Memoir- Class A Literature?

For Freud the notion that he would do anything as crass as write an autobiography was unthinkable. A more mercenary nephew had touted the idea to him but he refused and  wrote that “a psychologically complete and honest confession of life would require so much indiscretion about family, friends and enemies that it is simply out of the question.”  Karl Ove Knausgaard would have repelled Sigmund with his six-volume literary epic based on his family and life titled Min Kamp, or My Struggle which has sold millions of copies in his native Norway and subsequently worldwide. I became aware of his work through a writer friend who had also published a memoir and found his work exceptional and unparalleled. I began it as a tome to induce sleep during the Winter of 2013 and was immediately hooked. The prose was flat and conversational and the Karl could write pages about such quotidien realities of nappy changing and cooking dinner or indeed going for a hair cut. He had become nauseous from fiction and as an antidote began his memoir powered by the language of the everyday, plotted from the poetry of the prosaic. I loved his long passages about adolescent crushes and his nerdish recollections of musical obsessions and above all the character of his father, remote, distant, feared and troubled whose presence haunted every page. No subject is deemed too secret to divulge, his parent’s messy divorce, his father’s dismal end, all are revealed in razor sharp prose by Ove Knausgaard. He wanted to write reality and for the reader this truthful selling of his soul is liberating and strangely comforting, as if his baring of his secrets to us frees us from the shame of some of our own. He has been compared to Proust and Mann but as a work, perhaps because of its modern setting I would find much more readable than “A la recherche du temps perdu”.

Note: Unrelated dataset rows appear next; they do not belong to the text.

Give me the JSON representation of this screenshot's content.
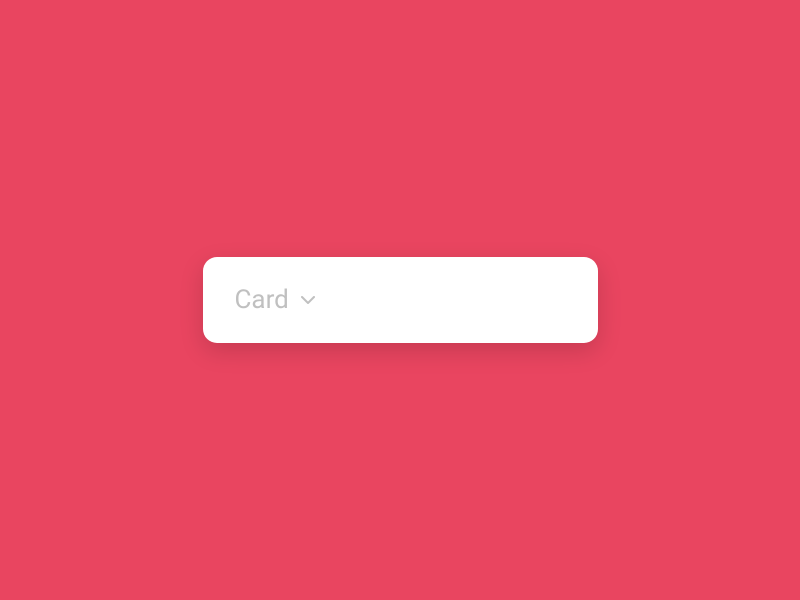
{
  "dropdown": {
    "label": "Card"
  }
}
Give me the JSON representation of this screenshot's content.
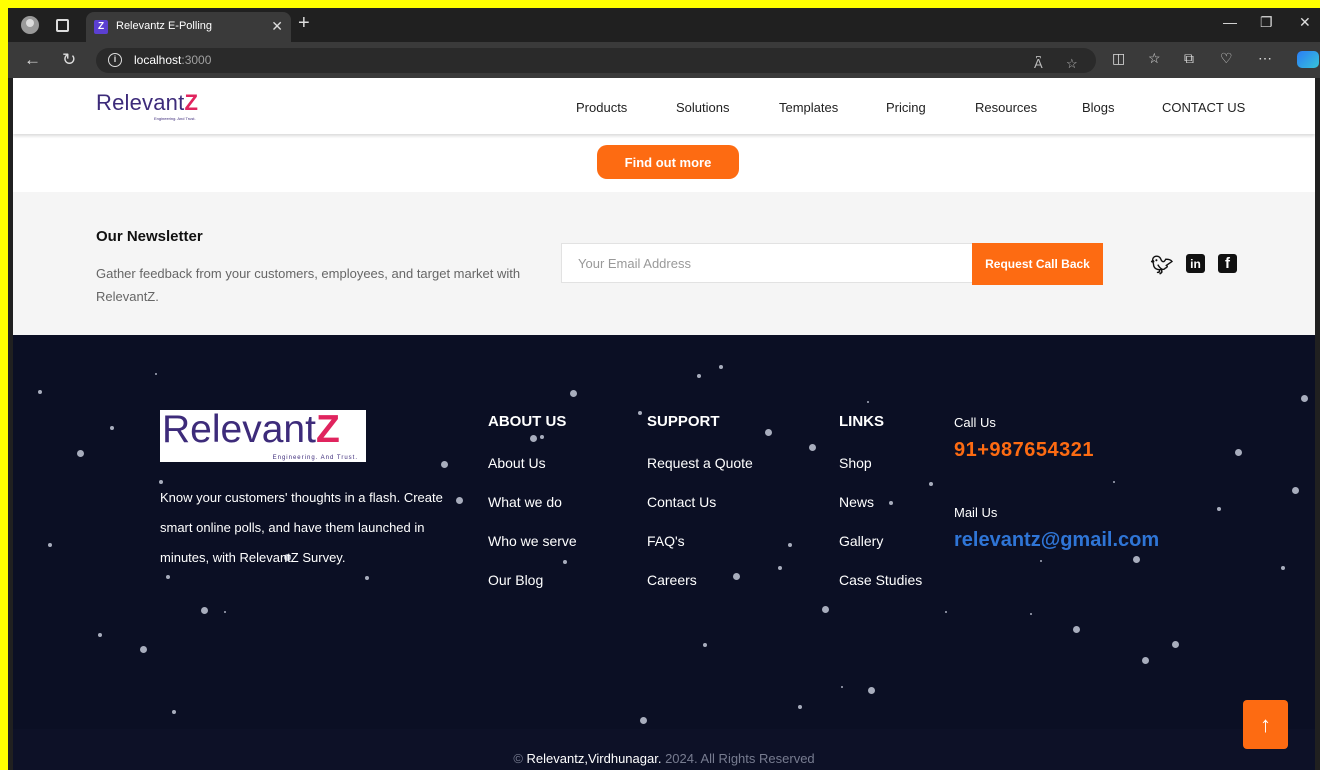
{
  "browser": {
    "tab_title": "Relevantz E-Polling",
    "favicon_letter": "Z",
    "url_host": "localhost",
    "url_port": ":3000"
  },
  "header": {
    "logo_text": "Relevant",
    "logo_z": "Z",
    "logo_tagline": "Engineering. And Trust.",
    "nav": [
      "Products",
      "Solutions",
      "Templates",
      "Pricing",
      "Resources",
      "Blogs",
      "CONTACT US"
    ]
  },
  "hero": {
    "button_label": "Find out more"
  },
  "newsletter": {
    "title": "Our Newsletter",
    "description": "Gather feedback from your customers, employees, and target market with RelevantZ.",
    "email_placeholder": "Your Email Address",
    "button_label": "Request Call Back",
    "social_icons": [
      "twitter-icon",
      "linkedin-icon",
      "facebook-icon"
    ]
  },
  "footer": {
    "logo_text": "Relevant",
    "logo_z": "Z",
    "logo_tagline": "Engineering. And Trust.",
    "about": "Know your customers' thoughts in a flash. Create smart online polls, and have them launched in minutes, with RelevantZ Survey.",
    "about_us": {
      "title": "ABOUT US",
      "links": [
        "About Us",
        "What we do",
        "Who we serve",
        "Our Blog"
      ]
    },
    "support": {
      "title": "SUPPORT",
      "links": [
        "Request a Quote",
        "Contact Us",
        "FAQ's",
        "Careers"
      ]
    },
    "links": {
      "title": "LINKS",
      "links": [
        "Shop",
        "News",
        "Gallery",
        "Case Studies"
      ]
    },
    "call_label": "Call Us",
    "phone": "91+987654321",
    "mail_label": "Mail Us",
    "email": "relevantz@gmail.com",
    "copyright_prefix": "© ",
    "copyright_company": "Relevantz,Virdhunagar.",
    "copyright_suffix": " 2024. All Rights Reserved"
  },
  "colors": {
    "accent": "#fd6b12",
    "footer_bg": "#0b0f24",
    "brand": "#3d2b7a",
    "link_blue": "#2f75d6"
  }
}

Knausgaard’s work has lent a respectability to memoir as a genre which for many decades was considered to be an embarrassing relative at the banquet of Literature. The kind who gets drunk and embarrasses the art with her tawdry revelations as she sits leaking the family secrets to anyone who’ll listen, unhinged and needy, clearing the dance floor with her jerky arrival.He has received the seal of approval from Eugenides and Zadie Smith wrote that she waited for his next volume with the all the longings and cravings of a crack addict. And I think she nails perfectly the need to find out more about this writer’s life, to maybe find some of our truths in the tomes. In the age of Oprah and reality TV literature has had to start dealing in truth.  Some gems from the last few years include-

Country Girls by Edna O’Brien.

Giving up the Ghost: A memoir by Hilary Mantel.

Bad Blood by Lorna Sage.

Antonia Fraser: Must You Go?

Candia McWilliam: What to look for in Winter: A Memoir in Blindness.

Aftermath by Rachel Cusk.

Speak, Memory, Vladimir Nabokov.

The Year of Magical Thinking, Joan Didion.

A Moveable Feast, Ernest Hemingway.

Am eagerly awaiting publication of Lilian Pizzichini’s new memoir “Music Night at the Apollo” later this month.

Go on, you know you want to delve in someone else’s memory banks and sift through their secrets. It might just be “unreal”!IMG_0625